The rectors of Jerusalem's Hebrew University, of the Jesuits' Gregorian University in Rome and the vice president of Cairo's Al-Azhar University met in Rome as Christmas approached to promote dialogue and understanding between their religions. They spoke to the press on the eve of the "Monotheism and Conflict" conference in Naples on December 13-15, which discussed the role of the three religions in the Mediterranean area.
All three emphasised the role that universities are playing in promoting co-operation, understanding and peace between the three monotheistic religions and between the countries around the Mediterranean.
Jerusalem's Hebrew University is non-religious but is the oldest in Israel. From its foundation in 1925, it was central to the revival of Hebrew. Jehoshua Ben-Arieh, its rector, feels confident that universities are paving the way to peace in the Middle East.
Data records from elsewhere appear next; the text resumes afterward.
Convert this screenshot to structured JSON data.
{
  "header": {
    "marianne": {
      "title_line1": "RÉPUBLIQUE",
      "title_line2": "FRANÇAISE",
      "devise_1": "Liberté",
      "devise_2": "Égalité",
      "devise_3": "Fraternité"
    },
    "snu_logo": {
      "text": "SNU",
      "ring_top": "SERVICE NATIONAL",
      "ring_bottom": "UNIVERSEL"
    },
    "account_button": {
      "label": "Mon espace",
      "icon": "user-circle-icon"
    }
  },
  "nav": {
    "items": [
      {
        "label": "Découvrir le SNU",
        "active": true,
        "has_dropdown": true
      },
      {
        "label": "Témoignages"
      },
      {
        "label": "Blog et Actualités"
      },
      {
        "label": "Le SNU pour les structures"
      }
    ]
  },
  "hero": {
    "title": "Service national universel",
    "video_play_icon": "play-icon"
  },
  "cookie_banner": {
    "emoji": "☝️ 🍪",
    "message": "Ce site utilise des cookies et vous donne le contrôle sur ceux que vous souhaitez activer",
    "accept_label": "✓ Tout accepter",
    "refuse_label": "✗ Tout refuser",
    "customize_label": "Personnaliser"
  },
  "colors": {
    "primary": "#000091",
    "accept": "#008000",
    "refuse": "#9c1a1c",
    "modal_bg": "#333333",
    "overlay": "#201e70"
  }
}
"We are on the eve of a full dialogue between Israelis and Palestinians. There is a tremendous change under way, a complete change of attitude. A few weeks ago there was a scientific conference in Egypt. At the opening of the conference the Egyptians asked everyone to stand up for a moment of silent tribute to Yitzhak Rabin. I was at first surprised, and then very deeply moved. There were people from universities in Jordan, Egypt and a number of other Arab countries.
"The death of Rabin has been a terrible loss for Israel and for the peace process. Yet I feel that his death has given new energy to the search for peace, has opened up a new, positive phase of dialogue in which the universities are of fundamental importance."
Mahmoud Sakzouk, vice president of Al-Azhar, the oldest university of the Muslim world, believes that peace and tolerance must pass through university teaching. "Our university is run in the proper spirit of Islam, in a spirit of tolerance of other religions and religious sects."